So, the further rationale that justifies taking them is that they are an insurance policy, to be sure I get essential vitamins and minerals when I am not getting them from food. Of course, there’s no real way to prove that they have helped me? A well-designed personal experiment is impossible; there are just way too many confounding factors.
 Besides, most of the supplements I take are vestigial, that is, I take them because I have been a Type 2 diabetic since 1986, and I began many of them since before I was initiated in the ways of eating a Very Low Carb diet, and I just continued taking them. That’s my rationale. Besides, I do believe in some. But, which would I eliminate and why?
I am prompted to write about this now by a presentation by podcast meister, the “Fat Emperor,” Ivor Cummins, that I attended at Keto Fest in New London, CT in July 2017. Near the end – maybe his very last sentence – as though it were a hurried, throwaway line, he said: “Don’t forget to take supplemental magnesium.” No time for an explanation. It was just a given, like everyone knew! Fortunately, I do supplement with magnesium (500mg/day).

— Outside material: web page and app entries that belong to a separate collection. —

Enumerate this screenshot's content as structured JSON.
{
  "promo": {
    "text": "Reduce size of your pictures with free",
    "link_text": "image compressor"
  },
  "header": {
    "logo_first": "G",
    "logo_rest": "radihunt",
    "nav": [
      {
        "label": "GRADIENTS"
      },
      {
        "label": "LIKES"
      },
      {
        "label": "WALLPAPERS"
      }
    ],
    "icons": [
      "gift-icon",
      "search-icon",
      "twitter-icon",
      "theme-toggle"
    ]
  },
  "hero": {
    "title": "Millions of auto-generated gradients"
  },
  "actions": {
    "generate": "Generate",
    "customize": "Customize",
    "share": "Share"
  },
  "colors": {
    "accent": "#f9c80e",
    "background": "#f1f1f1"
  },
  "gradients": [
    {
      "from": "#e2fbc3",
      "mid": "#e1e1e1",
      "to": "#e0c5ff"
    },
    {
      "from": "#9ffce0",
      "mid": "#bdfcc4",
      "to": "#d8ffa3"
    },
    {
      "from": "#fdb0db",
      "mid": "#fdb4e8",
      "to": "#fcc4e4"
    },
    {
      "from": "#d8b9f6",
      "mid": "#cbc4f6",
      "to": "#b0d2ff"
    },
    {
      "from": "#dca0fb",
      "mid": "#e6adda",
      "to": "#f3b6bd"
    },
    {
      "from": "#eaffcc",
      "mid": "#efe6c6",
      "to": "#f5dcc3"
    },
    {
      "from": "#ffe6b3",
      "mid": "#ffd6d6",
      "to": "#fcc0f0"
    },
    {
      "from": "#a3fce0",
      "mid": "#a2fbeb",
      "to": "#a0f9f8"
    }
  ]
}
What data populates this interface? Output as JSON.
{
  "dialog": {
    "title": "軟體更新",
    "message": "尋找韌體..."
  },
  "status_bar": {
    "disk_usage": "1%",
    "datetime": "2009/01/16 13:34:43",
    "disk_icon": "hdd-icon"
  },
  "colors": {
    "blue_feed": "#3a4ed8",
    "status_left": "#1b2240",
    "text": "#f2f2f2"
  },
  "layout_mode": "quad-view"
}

Here’s a complete list of my current supplements. Bear in mind, I am/have been a Type 2 Diabetic for 34 years and eat a Very Low Carb (VLC) Ketogenic Diet, with frequent (usually 3 x 42, alternate) full-day “fasting.”
With COFFEE with HEAVY CREAM and POWDERED PURE STEVIA, early in the MORNING
     1g fish oil, containing 300 EPA and 200 DHA, and 5 IU of vitamin E
     1 tablet high potency men’s multi-vitamin, with vitamin D3, lutein and lycopene (and 100mg magnesium)
     100mg capsule of CoQ10, the active form (Ubiquinol)
     200mg magnesium citrate, chelated for absorption
     200mcg of elemental chromium (chromium picolinate), with 18mg L-leucine + 2mg vitamin B6
     100mg biologically active R-Lipoic acid (alpha lipoic acid), with 150mcg D-Biotin
In addition, I take 2 prescription meds: 750mg metformin Hcl and 20mg Enalapril Maleate (for hypertension)
With 6oz RED WINE & 8oz SELZER, about 12 hours later, if FASTING, or with FOOD (my supper meal).
     1g fish oil, containing 300 EPA and 200 DHA, and 5 IU of vitamin E
     200mg magnesium citrate, chelated for absorption
     1 capsule homocysteine modulators: 50mg B6, 400mg folic acid (B9), and 500mcg B12
     250mg vitamin C, to help with protein uptake
In addition, I take 3 meds: 750mg metformin Hcl and 20mg Enalapril Maleate + 120mg Verapamil (BP meds)
Candidates for deletion: 1) chromium picolinate, 2) R-Lipoic acid and 3) the homocysteine modulators.
Possible additions: 1) a calcium supplement, to help with magnesium uptake.
My labs are very good. My last A1c was 5.3%. My Vitamin D and B12 are high and very high respectively. My TC is below 200, my HDL-C is averages about 80, my LDL-C averages about 100 and my TGs still average around 50, even though I don’t eat a can of sardines for lunch any more. When I do eat lunch, I prefer a can of kippered herring in brine. It’s fewer calories and much less fat, and I’m trying to burn endogenous fat, not exogenous fat!
My fasting food intake is about 300kcal/day and my feasting food intake paradigm is still about 1,200 (15g carbs, 60g protein and 100g fat, mostly saturated/monounsaturated). Finally, my inflammation markers are very low, with my hsCRP usually less than 1.0. Now that I have laid it out for everyone to see, what do you think? I invite comments.